the Financial Management and Accountability Act.

Most of the Kinnaird reforms have been implemented and have had a positive impact.

In 2008, the Mortimer Review into Defence Procurement and Sustainment made 46


The Government agreed to 42 of them in full and three in part.

Many of these recommendations have been implemented, including increased investment in

Defence industry skills and incorporation of improved commercial practices into Defence


Defence has accelerated the implementation of all outstanding agreed recommendations made by

Mortimer as a matter of priority.

This includes:

 project directives issued by the Secretary of the Department of Defence and the Chief of the Defence Force to ensure acquisitions progress according to Government direction; and  benchmarking all acquisition proposals against off-the-shelf options where available.

Implementation of these important reforms to capability development and procurement continues,

with specific action including:

 introducing new rigour into the management of so called ‘minor’ projects, including a modified two-pass approval system for minor capital equipment projects valued between $8 million and $20 million.

 implementing an Early Warning and Indicator system to address the early stages of capability planning and prevent problems early in the life of a project;  expanding the use of the Gate Review process for mature projects to ensure that the desired operational capability is being delivered; and  providing enhanced and more rigorous reporting to Government on high priority projects.

These reforms include the Government’s response to the Coles Review of the Sustainment of

Australia’s Collins Class submarines.

Defence Capability Plan (DCP)/Defence Capability Guide (DCG)

The Minister for Defence and the Minister for Defence Materiel Jason Clare announced on July 2

reforms to the Defence Capability Plan based on consultation with Australian Defence Industry.

On 10 July the Ministers released the DCP 2012.

Earlier this year, Minister Smith and Minister Clare met with Australian Defence industry

representatives and sought advice on ways to improve the DCP.

Based on Defence industry feedback, future public versions of the DCP will contain those priority

projects planned for either first or second pass approval over the four year Forward Estimates


The purpose of this reform is to align the DCP with the four-year Forward Estimates period in the

Budget and provide greater certainty for industry.
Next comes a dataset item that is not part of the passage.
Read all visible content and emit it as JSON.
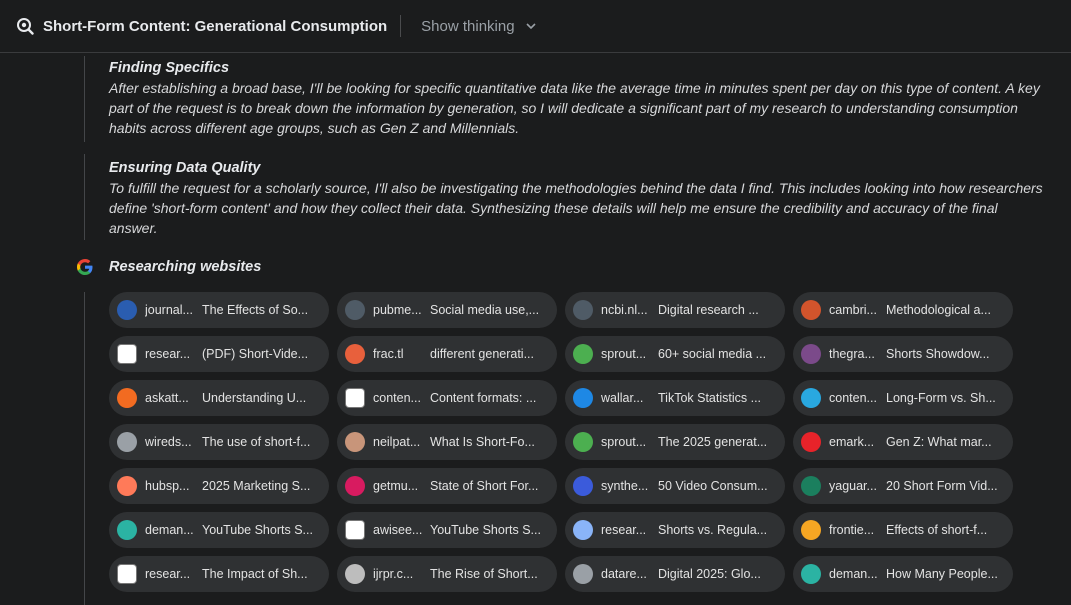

This reform reflects consultations undertaken

with industry and aligns with industry’s focus on projects approaching Government consideration.

The public DCP will provide information for industry on project cost, schedule and local industry


As the public DCP will include only those projects approaching either first pass or second pass in the

four year Forward Estimates period, it will be a much more reliable guide of the Government’s

priorities for investment in Australian Defence Force (ADF) capability.

A new document to complement the public DCP, the 2012 Defence Capability Guide (DCG), was

released on October 5 and provides general guidance for industry on projects over the six year

period following the four years of the DCP.

The DCG will ensure that industry has information about the Government’s longer-term capability

intentions, noting that beyond the four year DCP, there is more uncertainty, and historically

projects are less well defined and have been subject to change, in terms of scope, cost and


Together the DCP and the DCG provide a 10 year program for defence capability acquisition, which

we are doing at the request of Australian Defence industry.

Media Contacts

Mr Smiths Office: Andrew Porter (02) 6277 7800 or 0419 474 392

Mr Clare’s Office: Annie Williams (02) 6277 7620 or 0428 040 522